7. Eat immediately for soft serve.  Transfer to container and place in freezer for about two hours for firmer ice cream.

Peach Ice Cream (Printable PDF version)
Makes about 5 cups

2 cups finely chopped peaches (about 4 small peaches – small have less water & better taste)
½ juice of a lemon
1-1/2 cups whole milk
1-1/2 cups sugar
1-1/2 cups heavy cream

1.  Freeze freezer bowl according to manufacturer’s instructions (probably overnight).
2. Keep all ingredients cold – store in refrigerator until just before using.
3. Combine peaches, lemon juice and ½ cup of sugar in a medium bowl.  Cover and refrigerate for 2 hours.  Stir mixture occasionally (if desired).
4. Stir mixture and strain liquid into a separate bowl.  Return peaches to refrigerator.
5. Mix peach juice, milk and remaining 1 cup of sugar in medium bowl on low speed for about two minutes until all sugar is dissolved.
6.  Add cream and mix about one minute until evenly incorporated.
7. Pour immediately into ice cream maker and operate according to manufacturer’s instructions until ice cream is relatively thick but not completely frozen (probably 28 minutes).
8. Add peaches and mix for two minutes until ice cream is thick and frozen.  NOTE:  You may need to remove a little of the base before adding the peaches if your machine is small and whips in a lot of air.
9. Eat immediately for soft serve.  Transfer to container and place in freezer for about two hours for firmer ice cream.

Be sure to let me know about your fantastic cream creations.  I’m always looking for an excuse to eat more ice cream.

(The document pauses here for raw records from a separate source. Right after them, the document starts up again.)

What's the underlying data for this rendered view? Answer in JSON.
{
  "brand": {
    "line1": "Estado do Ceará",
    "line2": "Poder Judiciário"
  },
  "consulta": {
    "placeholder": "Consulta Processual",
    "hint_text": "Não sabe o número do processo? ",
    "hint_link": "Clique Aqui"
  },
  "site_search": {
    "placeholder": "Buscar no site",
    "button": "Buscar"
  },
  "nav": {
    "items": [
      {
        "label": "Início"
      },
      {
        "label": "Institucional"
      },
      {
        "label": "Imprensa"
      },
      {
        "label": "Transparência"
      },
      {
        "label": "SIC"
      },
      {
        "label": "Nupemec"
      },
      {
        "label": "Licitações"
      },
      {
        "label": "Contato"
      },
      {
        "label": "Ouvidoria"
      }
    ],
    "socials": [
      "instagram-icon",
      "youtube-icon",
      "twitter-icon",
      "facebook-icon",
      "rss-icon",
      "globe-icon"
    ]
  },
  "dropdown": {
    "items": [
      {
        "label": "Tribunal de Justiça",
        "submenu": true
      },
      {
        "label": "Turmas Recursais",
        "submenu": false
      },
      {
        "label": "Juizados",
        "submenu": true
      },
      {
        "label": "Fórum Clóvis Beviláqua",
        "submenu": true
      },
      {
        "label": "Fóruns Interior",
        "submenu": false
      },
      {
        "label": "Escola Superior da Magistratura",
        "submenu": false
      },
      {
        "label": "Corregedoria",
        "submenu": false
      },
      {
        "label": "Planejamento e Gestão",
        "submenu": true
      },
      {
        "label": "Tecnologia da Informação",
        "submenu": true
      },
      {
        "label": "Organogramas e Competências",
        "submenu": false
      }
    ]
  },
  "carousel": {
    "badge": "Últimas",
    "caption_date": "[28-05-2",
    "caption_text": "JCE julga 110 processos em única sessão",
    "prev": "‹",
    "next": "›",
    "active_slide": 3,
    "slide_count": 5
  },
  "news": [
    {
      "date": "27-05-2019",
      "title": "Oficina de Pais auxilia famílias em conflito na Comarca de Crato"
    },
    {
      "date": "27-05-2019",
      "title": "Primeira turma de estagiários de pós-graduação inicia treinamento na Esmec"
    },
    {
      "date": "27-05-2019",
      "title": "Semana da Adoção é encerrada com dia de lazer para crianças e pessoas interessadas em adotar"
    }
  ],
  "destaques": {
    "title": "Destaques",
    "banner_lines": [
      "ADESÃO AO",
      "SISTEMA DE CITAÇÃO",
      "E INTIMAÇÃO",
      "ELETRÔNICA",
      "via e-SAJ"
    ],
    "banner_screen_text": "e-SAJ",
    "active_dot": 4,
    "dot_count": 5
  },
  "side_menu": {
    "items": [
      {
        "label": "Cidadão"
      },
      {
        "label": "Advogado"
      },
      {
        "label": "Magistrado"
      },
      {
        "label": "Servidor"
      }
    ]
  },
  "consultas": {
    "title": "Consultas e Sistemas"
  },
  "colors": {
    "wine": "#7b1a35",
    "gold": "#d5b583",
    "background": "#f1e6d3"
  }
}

Update:  Here are all four ice cream recipes on a one-page layout.